Start of Records for processing

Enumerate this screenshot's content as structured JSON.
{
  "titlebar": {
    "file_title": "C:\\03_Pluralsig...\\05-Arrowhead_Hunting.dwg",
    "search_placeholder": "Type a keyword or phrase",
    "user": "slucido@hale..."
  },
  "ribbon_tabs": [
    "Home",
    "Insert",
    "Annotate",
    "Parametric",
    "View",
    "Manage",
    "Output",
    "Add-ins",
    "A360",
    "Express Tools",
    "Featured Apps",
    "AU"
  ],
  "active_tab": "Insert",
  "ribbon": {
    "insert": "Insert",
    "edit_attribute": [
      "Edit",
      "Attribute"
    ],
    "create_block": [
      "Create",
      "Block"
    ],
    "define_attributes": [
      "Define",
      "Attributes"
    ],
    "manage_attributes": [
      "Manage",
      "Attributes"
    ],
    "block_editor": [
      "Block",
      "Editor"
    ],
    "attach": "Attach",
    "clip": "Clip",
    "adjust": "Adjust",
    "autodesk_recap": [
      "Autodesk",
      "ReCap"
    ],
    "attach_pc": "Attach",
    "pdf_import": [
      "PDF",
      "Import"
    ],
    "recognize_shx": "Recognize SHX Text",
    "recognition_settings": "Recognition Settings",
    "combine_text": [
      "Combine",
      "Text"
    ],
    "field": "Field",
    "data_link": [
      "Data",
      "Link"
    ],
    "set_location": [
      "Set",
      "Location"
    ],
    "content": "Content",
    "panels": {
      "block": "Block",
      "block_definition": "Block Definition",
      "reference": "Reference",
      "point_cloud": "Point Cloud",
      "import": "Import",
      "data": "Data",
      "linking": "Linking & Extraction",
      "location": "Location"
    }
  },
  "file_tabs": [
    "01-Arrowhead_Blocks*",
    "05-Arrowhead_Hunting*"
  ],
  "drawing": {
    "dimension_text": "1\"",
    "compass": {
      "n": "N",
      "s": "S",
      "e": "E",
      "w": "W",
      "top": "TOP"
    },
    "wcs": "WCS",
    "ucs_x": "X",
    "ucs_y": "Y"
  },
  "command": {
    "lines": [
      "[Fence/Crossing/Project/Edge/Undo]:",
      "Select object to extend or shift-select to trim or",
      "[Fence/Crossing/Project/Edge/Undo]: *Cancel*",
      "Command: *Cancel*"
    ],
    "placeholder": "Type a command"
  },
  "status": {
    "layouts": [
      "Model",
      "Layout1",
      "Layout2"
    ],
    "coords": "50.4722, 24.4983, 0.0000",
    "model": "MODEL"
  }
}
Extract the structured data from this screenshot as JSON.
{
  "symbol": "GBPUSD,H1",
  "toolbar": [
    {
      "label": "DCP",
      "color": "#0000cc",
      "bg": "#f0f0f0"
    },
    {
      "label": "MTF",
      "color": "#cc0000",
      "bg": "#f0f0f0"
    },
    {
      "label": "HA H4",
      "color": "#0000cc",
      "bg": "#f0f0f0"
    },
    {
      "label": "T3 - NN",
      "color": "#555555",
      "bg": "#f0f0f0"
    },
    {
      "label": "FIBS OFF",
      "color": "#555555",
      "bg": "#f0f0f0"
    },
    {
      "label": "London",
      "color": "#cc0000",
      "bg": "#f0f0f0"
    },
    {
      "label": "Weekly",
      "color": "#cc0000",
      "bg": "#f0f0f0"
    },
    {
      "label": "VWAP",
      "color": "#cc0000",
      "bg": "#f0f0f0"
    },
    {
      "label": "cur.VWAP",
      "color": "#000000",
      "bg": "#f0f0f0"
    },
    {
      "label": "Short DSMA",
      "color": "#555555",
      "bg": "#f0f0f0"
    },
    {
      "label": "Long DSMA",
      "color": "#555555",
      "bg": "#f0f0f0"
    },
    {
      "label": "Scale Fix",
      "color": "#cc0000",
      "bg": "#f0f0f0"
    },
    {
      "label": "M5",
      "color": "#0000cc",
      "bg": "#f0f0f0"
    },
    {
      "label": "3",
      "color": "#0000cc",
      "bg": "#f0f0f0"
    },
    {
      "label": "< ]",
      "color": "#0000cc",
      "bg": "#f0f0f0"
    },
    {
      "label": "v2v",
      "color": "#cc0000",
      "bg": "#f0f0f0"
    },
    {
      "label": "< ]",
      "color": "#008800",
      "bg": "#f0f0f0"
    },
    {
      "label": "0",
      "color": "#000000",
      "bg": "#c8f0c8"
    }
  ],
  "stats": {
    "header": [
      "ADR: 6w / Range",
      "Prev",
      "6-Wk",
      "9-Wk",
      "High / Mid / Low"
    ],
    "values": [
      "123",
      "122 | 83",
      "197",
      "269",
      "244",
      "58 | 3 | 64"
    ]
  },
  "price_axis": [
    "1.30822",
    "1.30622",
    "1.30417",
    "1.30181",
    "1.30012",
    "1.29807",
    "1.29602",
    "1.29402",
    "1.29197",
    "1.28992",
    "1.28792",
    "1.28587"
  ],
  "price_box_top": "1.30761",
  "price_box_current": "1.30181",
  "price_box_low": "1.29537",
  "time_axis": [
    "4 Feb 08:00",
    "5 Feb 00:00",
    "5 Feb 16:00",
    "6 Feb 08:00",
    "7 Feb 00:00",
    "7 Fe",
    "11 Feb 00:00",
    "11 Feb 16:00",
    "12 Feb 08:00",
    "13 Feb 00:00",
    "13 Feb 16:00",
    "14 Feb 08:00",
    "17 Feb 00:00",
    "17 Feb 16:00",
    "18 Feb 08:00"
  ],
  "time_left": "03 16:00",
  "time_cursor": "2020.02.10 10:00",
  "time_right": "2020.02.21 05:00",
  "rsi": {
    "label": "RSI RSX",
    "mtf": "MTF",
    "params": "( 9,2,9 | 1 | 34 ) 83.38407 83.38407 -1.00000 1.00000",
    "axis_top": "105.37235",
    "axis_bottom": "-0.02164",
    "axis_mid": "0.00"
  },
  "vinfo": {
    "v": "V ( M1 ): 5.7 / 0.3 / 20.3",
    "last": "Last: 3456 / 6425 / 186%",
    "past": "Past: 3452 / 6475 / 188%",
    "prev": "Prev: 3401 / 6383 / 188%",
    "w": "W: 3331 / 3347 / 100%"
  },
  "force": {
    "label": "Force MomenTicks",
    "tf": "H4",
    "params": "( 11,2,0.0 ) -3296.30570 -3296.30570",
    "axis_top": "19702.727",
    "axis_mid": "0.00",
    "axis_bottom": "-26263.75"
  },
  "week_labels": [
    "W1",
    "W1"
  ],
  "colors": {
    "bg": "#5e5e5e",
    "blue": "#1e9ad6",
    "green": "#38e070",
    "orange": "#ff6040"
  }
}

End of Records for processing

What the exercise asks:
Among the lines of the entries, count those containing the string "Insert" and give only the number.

Task result:
3